* _YOUR ASSIGNMENT_
Every record should be restated exactly, with no images included.

* _ENTRIES SUPPLIED_

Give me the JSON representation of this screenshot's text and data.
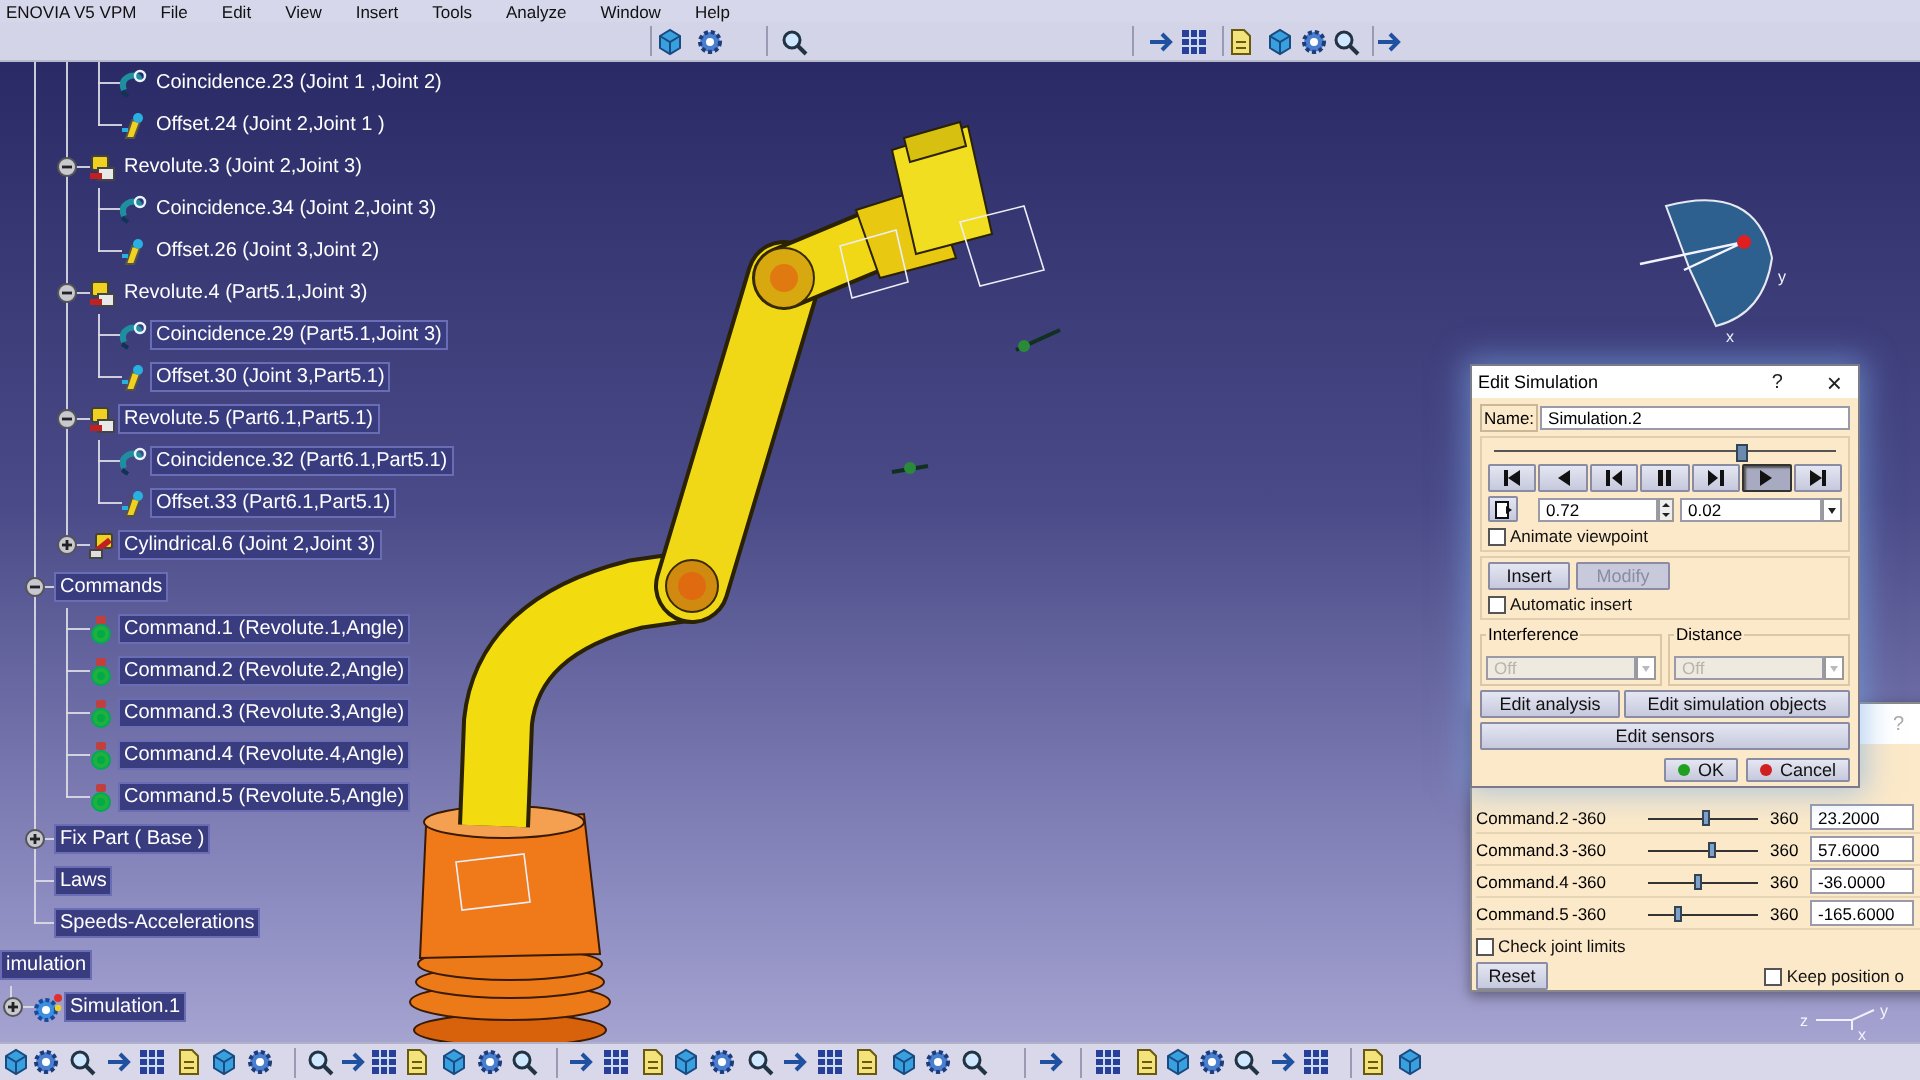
{
  "app": {
    "title": "ENOVIA V5 VPM"
  },
  "menu": [
    "File",
    "Edit",
    "View",
    "Insert",
    "Tools",
    "Analyze",
    "Window",
    "Help"
  ],
  "tree": {
    "continued_rows": [
      {
        "label": "Coincidence.23 (Joint 1 ,Joint 2)",
        "kind": "coincidence",
        "selected": false
      },
      {
        "label": "Offset.24 (Joint 2,Joint 1 )",
        "kind": "offset",
        "selected": false
      }
    ],
    "joints": [
      {
        "label": "Revolute.3 (Joint 2,Joint 3)",
        "kind": "revolute",
        "selected": false,
        "expanded": true,
        "children": [
          {
            "label": "Coincidence.34 (Joint 2,Joint 3)",
            "kind": "coincidence",
            "selected": false
          },
          {
            "label": "Offset.26 (Joint 3,Joint 2)",
            "kind": "offset",
            "selected": false
          }
        ]
      },
      {
        "label": "Revolute.4 (Part5.1,Joint 3)",
        "kind": "revolute",
        "selected": false,
        "expanded": true,
        "children": [
          {
            "label": "Coincidence.29 (Part5.1,Joint 3)",
            "kind": "coincidence",
            "selected": true
          },
          {
            "label": "Offset.30 (Joint 3,Part5.1)",
            "kind": "offset",
            "selected": true
          }
        ]
      },
      {
        "label": "Revolute.5 (Part6.1,Part5.1)",
        "kind": "revolute",
        "selected": true,
        "expanded": true,
        "children": [
          {
            "label": "Coincidence.32 (Part6.1,Part5.1)",
            "kind": "coincidence",
            "selected": true
          },
          {
            "label": "Offset.33 (Part6.1,Part5.1)",
            "kind": "offset",
            "selected": true
          }
        ]
      },
      {
        "label": "Cylindrical.6 (Joint 2,Joint 3)",
        "kind": "cylindrical",
        "selected": true,
        "expanded": false
      }
    ],
    "mechanism_items": [
      {
        "label": "Commands",
        "selected": true,
        "expanded": true,
        "children": [
          {
            "label": "Command.1 (Revolute.1,Angle)",
            "kind": "command",
            "selected": true
          },
          {
            "label": "Command.2 (Revolute.2,Angle)",
            "kind": "command",
            "selected": true
          },
          {
            "label": "Command.3 (Revolute.3,Angle)",
            "kind": "command",
            "selected": true
          },
          {
            "label": "Command.4 (Revolute.4,Angle)",
            "kind": "command",
            "selected": true
          },
          {
            "label": "Command.5 (Revolute.5,Angle)",
            "kind": "command",
            "selected": true
          }
        ]
      },
      {
        "label": "Fix Part ( Base )",
        "selected": true,
        "expanded": false
      },
      {
        "label": "Laws",
        "selected": true
      },
      {
        "label": "Speeds-Accelerations",
        "selected": true
      }
    ],
    "applications": [
      {
        "label": "imulation",
        "selected": true,
        "children": [
          {
            "label": "Simulation.1",
            "kind": "simulation",
            "selected": true,
            "expanded": false
          }
        ]
      }
    ]
  },
  "compass_labels": [
    "y",
    "x"
  ],
  "axis_labels": [
    "z",
    "y",
    "x"
  ],
  "edit_simulation": {
    "title": "Edit Simulation",
    "help": "?",
    "close": "×",
    "name_label": "Name:",
    "name_value": "Simulation.2",
    "timeline": {
      "level": 0.72
    },
    "player_buttons": [
      {
        "kind": "skip-start",
        "selected": false
      },
      {
        "kind": "step-back",
        "selected": false
      },
      {
        "kind": "previous",
        "selected": false
      },
      {
        "kind": "pause",
        "selected": false
      },
      {
        "kind": "next",
        "selected": false
      },
      {
        "kind": "play",
        "selected": true
      },
      {
        "kind": "skip-end",
        "selected": false
      }
    ],
    "step_value": "0.72",
    "step_size": "0.02",
    "animate_viewpoint": {
      "label": "Animate viewpoint",
      "checked": false
    },
    "insert": {
      "label": "Insert",
      "disabled": false
    },
    "modify": {
      "label": "Modify",
      "disabled": true
    },
    "automatic_insert": {
      "label": "Automatic insert",
      "checked": false
    },
    "interference": {
      "label": "Interference",
      "value": "Off",
      "disabled": true
    },
    "distance": {
      "label": "Distance",
      "value": "Off",
      "disabled": true
    },
    "buttons": [
      {
        "label": "Edit analysis"
      },
      {
        "label": "Edit simulation objects"
      },
      {
        "label": "Edit sensors"
      }
    ],
    "ok": "OK",
    "cancel": "Cancel"
  },
  "kinematics_panel": {
    "help": "?",
    "commands": [
      {
        "name": "Command.2",
        "min": "-360",
        "level": 0.53,
        "max": "360",
        "value": "23.2000"
      },
      {
        "name": "Command.3",
        "min": "-360",
        "level": 0.58,
        "max": "360",
        "value": "57.6000"
      },
      {
        "name": "Command.4",
        "min": "-360",
        "level": 0.45,
        "max": "360",
        "value": "-36.0000"
      },
      {
        "name": "Command.5",
        "min": "-360",
        "level": 0.27,
        "max": "360",
        "value": "-165.6000"
      }
    ],
    "check_joint_limits": {
      "label": "Check joint limits",
      "checked": false
    },
    "reset": "Reset",
    "keep_position": {
      "label": "Keep position o",
      "checked": false
    }
  }
}
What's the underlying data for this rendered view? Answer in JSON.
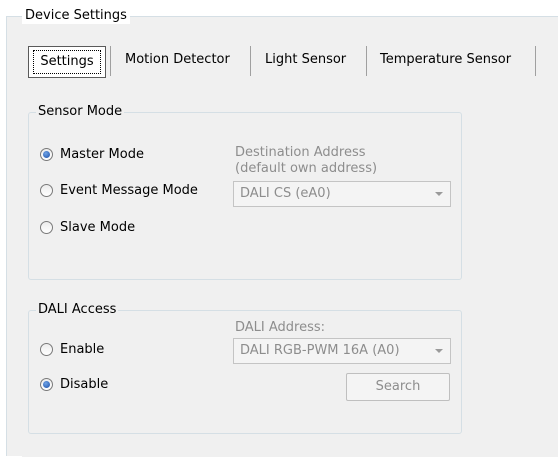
{
  "outer_group": {
    "title": "Device Settings"
  },
  "tabs": [
    {
      "label": "Settings",
      "selected": true
    },
    {
      "label": "Motion Detector",
      "selected": false
    },
    {
      "label": "Light Sensor",
      "selected": false
    },
    {
      "label": "Temperature Sensor",
      "selected": false
    }
  ],
  "sensor_mode": {
    "title": "Sensor Mode",
    "options": [
      {
        "label": "Master Mode",
        "checked": true
      },
      {
        "label": "Event Message Mode",
        "checked": false
      },
      {
        "label": "Slave Mode",
        "checked": false
      }
    ],
    "destination_label_line1": "Destination Address",
    "destination_label_line2": "(default own address)",
    "destination_value": "DALI CS (eA0)"
  },
  "dali_access": {
    "title": "DALI Access",
    "options": [
      {
        "label": "Enable",
        "checked": false
      },
      {
        "label": "Disable",
        "checked": true
      }
    ],
    "address_label": "DALI Address:",
    "address_value": "DALI RGB-PWM 16A (A0)",
    "search_label": "Search"
  },
  "colors": {
    "accent": "#1c4fa8",
    "disabled_text": "#8d8d8d",
    "border": "#d5dfe5"
  }
}
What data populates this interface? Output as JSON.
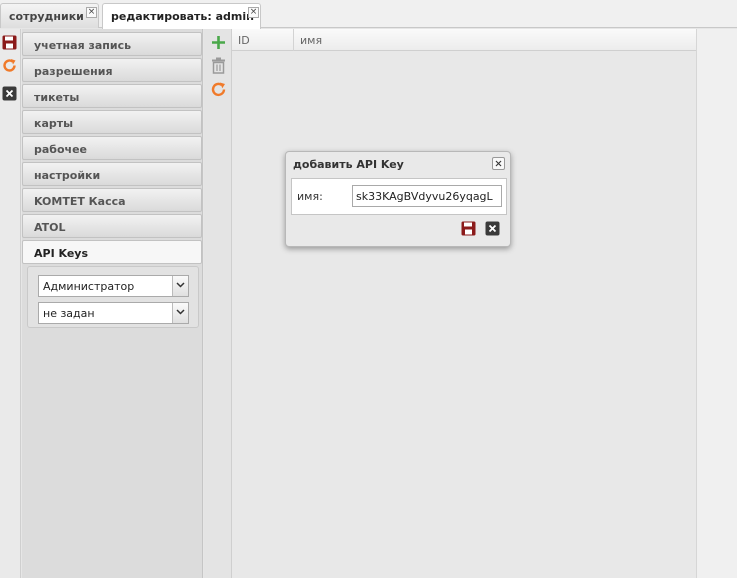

* _RESPONSE_
Give me the JSON representation of this screenshot's text and data.
{
  "app": {
    "title": "ENOVIA V5 VPM"
  },
  "menu": [
    "File",
    "Edit",
    "View",
    "Insert",
    "Tools",
    "Analyze",
    "Window",
    "Help"
  ],
  "tree": {
    "continued_rows": [
      {
        "label": "Coincidence.23 (Joint 1 ,Joint 2)",
        "kind": "coincidence",
        "selected": false
      },
      {
        "label": "Offset.24 (Joint 2,Joint 1 )",
        "kind": "offset",
        "selected": false
      }
    ],
    "joints": [
      {
        "label": "Revolute.3 (Joint 2,Joint 3)",
        "kind": "revolute",
        "selected": false,
        "expanded": true,
        "children": [
          {
            "label": "Coincidence.34 (Joint 2,Joint 3)",
            "kind": "coincidence",
            "selected": false
          },
          {
            "label": "Offset.26 (Joint 3,Joint 2)",
            "kind": "offset",
            "selected": false
          }
        ]
      },
      {
        "label": "Revolute.4 (Part5.1,Joint 3)",
        "kind": "revolute",
        "selected": false,
        "expanded": true,
        "children": [
          {
            "label": "Coincidence.29 (Part5.1,Joint 3)",
            "kind": "coincidence",
            "selected": true
          },
          {
            "label": "Offset.30 (Joint 3,Part5.1)",
            "kind": "offset",
            "selected": true
          }
        ]
      },
      {
        "label": "Revolute.5 (Part6.1,Part5.1)",
        "kind": "revolute",
        "selected": true,
        "expanded": true,
        "children": [
          {
            "label": "Coincidence.32 (Part6.1,Part5.1)",
            "kind": "coincidence",
            "selected": true
          },
          {
            "label": "Offset.33 (Part6.1,Part5.1)",
            "kind": "offset",
            "selected": true
          }
        ]
      },
      {
        "label": "Cylindrical.6 (Joint 2,Joint 3)",
        "kind": "cylindrical",
        "selected": true,
        "expanded": false
      }
    ],
    "mechanism_items": [
      {
        "label": "Commands",
        "selected": true,
        "expanded": true,
        "children": [
          {
            "label": "Command.1 (Revolute.1,Angle)",
            "kind": "command",
            "selected": true
          },
          {
            "label": "Command.2 (Revolute.2,Angle)",
            "kind": "command",
            "selected": true
          },
          {
            "label": "Command.3 (Revolute.3,Angle)",
            "kind": "command",
            "selected": true
          },
          {
            "label": "Command.4 (Revolute.4,Angle)",
            "kind": "command",
            "selected": true
          },
          {
            "label": "Command.5 (Revolute.5,Angle)",
            "kind": "command",
            "selected": true
          }
        ]
      },
      {
        "label": "Fix Part ( Base )",
        "selected": true,
        "expanded": false
      },
      {
        "label": "Laws",
        "selected": true
      },
      {
        "label": "Speeds-Accelerations",
        "selected": true
      }
    ],
    "applications": [
      {
        "label": "imulation",
        "selected": true,
        "children": [
          {
            "label": "Simulation.1",
            "kind": "simulation",
            "selected": true,
            "expanded": false
          }
        ]
      }
    ]
  },
  "compass_labels": [
    "y",
    "x"
  ],
  "axis_labels": [
    "z",
    "y",
    "x"
  ],
  "edit_simulation": {
    "title": "Edit Simulation",
    "help": "?",
    "close": "×",
    "name_label": "Name:",
    "name_value": "Simulation.2",
    "timeline": {
      "level": 0.72
    },
    "player_buttons": [
      {
        "kind": "skip-start",
        "selected": false
      },
      {
        "kind": "step-back",
        "selected": false
      },
      {
        "kind": "previous",
        "selected": false
      },
      {
        "kind": "pause",
        "selected": false
      },
      {
        "kind": "next",
        "selected": false
      },
      {
        "kind": "play",
        "selected": true
      },
      {
        "kind": "skip-end",
        "selected": false
      }
    ],
    "step_value": "0.72",
    "step_size": "0.02",
    "animate_viewpoint": {
      "label": "Animate viewpoint",
      "checked": false
    },
    "insert": {
      "label": "Insert",
      "disabled": false
    },
    "modify": {
      "label": "Modify",
      "disabled": true
    },
    "automatic_insert": {
      "label": "Automatic insert",
      "checked": false
    },
    "interference": {
      "label": "Interference",
      "value": "Off",
      "disabled": true
    },
    "distance": {
      "label": "Distance",
      "value": "Off",
      "disabled": true
    },
    "buttons": [
      {
        "label": "Edit analysis"
      },
      {
        "label": "Edit simulation objects"
      },
      {
        "label": "Edit sensors"
      }
    ],
    "ok": "OK",
    "cancel": "Cancel"
  },
  "kinematics_panel": {
    "help": "?",
    "commands": [
      {
        "name": "Command.2",
        "min": "-360",
        "level": 0.53,
        "max": "360",
        "value": "23.2000"
      },
      {
        "name": "Command.3",
        "min": "-360",
        "level": 0.58,
        "max": "360",
        "value": "57.6000"
      },
      {
        "name": "Command.4",
        "min": "-360",
        "level": 0.45,
        "max": "360",
        "value": "-36.0000"
      },
      {
        "name": "Command.5",
        "min": "-360",
        "level": 0.27,
        "max": "360",
        "value": "-165.6000"
      }
    ],
    "check_joint_limits": {
      "label": "Check joint limits",
      "checked": false
    },
    "reset": "Reset",
    "keep_position": {
      "label": "Keep position o",
      "checked": false
    }
  }
}
What's the underlying data for this rendered view? Answer in JSON.
{
  "outer_group": {
    "title": "Device Settings"
  },
  "tabs": [
    {
      "label": "Settings",
      "selected": true
    },
    {
      "label": "Motion Detector",
      "selected": false
    },
    {
      "label": "Light Sensor",
      "selected": false
    },
    {
      "label": "Temperature Sensor",
      "selected": false
    }
  ],
  "sensor_mode": {
    "title": "Sensor Mode",
    "options": [
      {
        "label": "Master Mode",
        "checked": true
      },
      {
        "label": "Event Message Mode",
        "checked": false
      },
      {
        "label": "Slave Mode",
        "checked": false
      }
    ],
    "destination_label_line1": "Destination Address",
    "destination_label_line2": "(default own address)",
    "destination_value": "DALI CS (eA0)"
  },
  "dali_access": {
    "title": "DALI Access",
    "options": [
      {
        "label": "Enable",
        "checked": false
      },
      {
        "label": "Disable",
        "checked": true
      }
    ],
    "address_label": "DALI Address:",
    "address_value": "DALI RGB-PWM 16A (A0)",
    "search_label": "Search"
  },
  "colors": {
    "accent": "#1c4fa8",
    "disabled_text": "#8d8d8d",
    "border": "#d5dfe5"
  }
}
What data populates this interface? Output as JSON.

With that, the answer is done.